Then there is the “Wild Petunia”. When I bought the plant at Annie’s Annuals I thought the “wild” referred to its growing in the “wild”. Nope. This is one, wild, out of control, over the top flower. I have tried to take pictures of its magenta blooms three times now. And each time that I bring the images up in PhotoShop they look as if someone was playing with the colors, pushing them to the extreme. The magenta is so powerful that it blots out all the detail in the flowers.

As a container flower, it has worked out superbly – easy to grow, a profuse bloomer with mesmerizing magenta flowers.

Petunia integrifolia

(Update May, 2010) I’m astounded at how the Petunia continues to punch out flowers.  It has doubled in size in the month since I took the original pictures above. The only problem (and it’s a minor one) is that I am growing the flower in a container and it requires regular watering to keep up with the significant growth.

(Update 5/20/2010) OK, this posting is gratuitous, but I can’t resist showing yet another picture of the phenomenal growth rate of this plant (see below).

The Petunia is so enormous that when I walk on the path into the house I have to make a major detour to avoid stepping on the flowers – and what a wild profusion of flowers. I expected that by now I’d have to cut back all the growth to make way for another batch, but the plant happily keeps sending out new shoots with no help from me.

 

Wils Petunia

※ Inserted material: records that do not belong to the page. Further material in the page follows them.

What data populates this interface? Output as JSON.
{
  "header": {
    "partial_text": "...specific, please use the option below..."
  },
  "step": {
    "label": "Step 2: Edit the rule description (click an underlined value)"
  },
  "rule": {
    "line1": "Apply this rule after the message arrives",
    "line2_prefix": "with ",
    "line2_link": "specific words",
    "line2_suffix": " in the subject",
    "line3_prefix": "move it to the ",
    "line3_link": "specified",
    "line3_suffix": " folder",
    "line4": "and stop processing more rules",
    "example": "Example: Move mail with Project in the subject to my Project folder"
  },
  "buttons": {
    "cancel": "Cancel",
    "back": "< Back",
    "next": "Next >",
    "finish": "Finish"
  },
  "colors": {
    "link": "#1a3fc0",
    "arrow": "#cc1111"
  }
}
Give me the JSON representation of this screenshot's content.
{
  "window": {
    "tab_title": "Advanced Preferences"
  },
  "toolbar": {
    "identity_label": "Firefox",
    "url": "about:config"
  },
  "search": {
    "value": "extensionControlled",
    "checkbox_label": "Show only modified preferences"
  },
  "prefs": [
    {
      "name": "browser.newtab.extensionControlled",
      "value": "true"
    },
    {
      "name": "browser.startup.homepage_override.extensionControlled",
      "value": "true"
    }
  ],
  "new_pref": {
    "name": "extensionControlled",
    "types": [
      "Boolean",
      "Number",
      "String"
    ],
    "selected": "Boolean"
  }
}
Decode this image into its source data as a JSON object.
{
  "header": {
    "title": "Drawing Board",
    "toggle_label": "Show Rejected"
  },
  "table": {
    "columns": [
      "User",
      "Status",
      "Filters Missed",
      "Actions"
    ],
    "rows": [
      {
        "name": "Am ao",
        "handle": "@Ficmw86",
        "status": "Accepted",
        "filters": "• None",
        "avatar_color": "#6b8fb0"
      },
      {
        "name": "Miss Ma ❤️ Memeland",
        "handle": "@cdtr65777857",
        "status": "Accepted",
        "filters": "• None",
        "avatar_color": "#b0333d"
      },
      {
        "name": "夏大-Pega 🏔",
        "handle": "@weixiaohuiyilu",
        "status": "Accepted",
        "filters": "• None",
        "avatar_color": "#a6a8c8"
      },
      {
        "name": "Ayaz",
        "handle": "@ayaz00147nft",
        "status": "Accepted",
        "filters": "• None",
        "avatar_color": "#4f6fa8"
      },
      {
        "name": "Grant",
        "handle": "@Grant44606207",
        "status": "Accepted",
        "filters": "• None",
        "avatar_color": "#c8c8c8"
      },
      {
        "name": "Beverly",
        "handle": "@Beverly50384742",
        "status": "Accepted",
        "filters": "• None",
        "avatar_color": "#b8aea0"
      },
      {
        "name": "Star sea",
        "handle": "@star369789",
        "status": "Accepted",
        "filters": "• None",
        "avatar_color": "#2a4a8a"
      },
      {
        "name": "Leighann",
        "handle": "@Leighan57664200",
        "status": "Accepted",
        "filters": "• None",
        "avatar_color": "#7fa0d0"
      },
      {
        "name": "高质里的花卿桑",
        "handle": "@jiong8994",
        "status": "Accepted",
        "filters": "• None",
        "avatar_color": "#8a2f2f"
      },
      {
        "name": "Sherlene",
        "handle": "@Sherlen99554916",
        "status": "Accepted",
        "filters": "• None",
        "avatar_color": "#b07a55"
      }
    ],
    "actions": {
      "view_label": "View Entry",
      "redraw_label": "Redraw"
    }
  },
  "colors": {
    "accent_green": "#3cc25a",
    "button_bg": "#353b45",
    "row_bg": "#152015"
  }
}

(Update 08/26/10) I seemed to have committed an unforgivable crime – the Petunia has expired. Even though Petunia integrifolia is reputed to be a tough perennial, I have managed to kill it after only six months. I’m not sure the cause. It showed no sign of damage from pests (although I had a major outbreak of white flies in other parts of the garden) and it was kept properly watered.

No matter. I’ll just plant another one next year.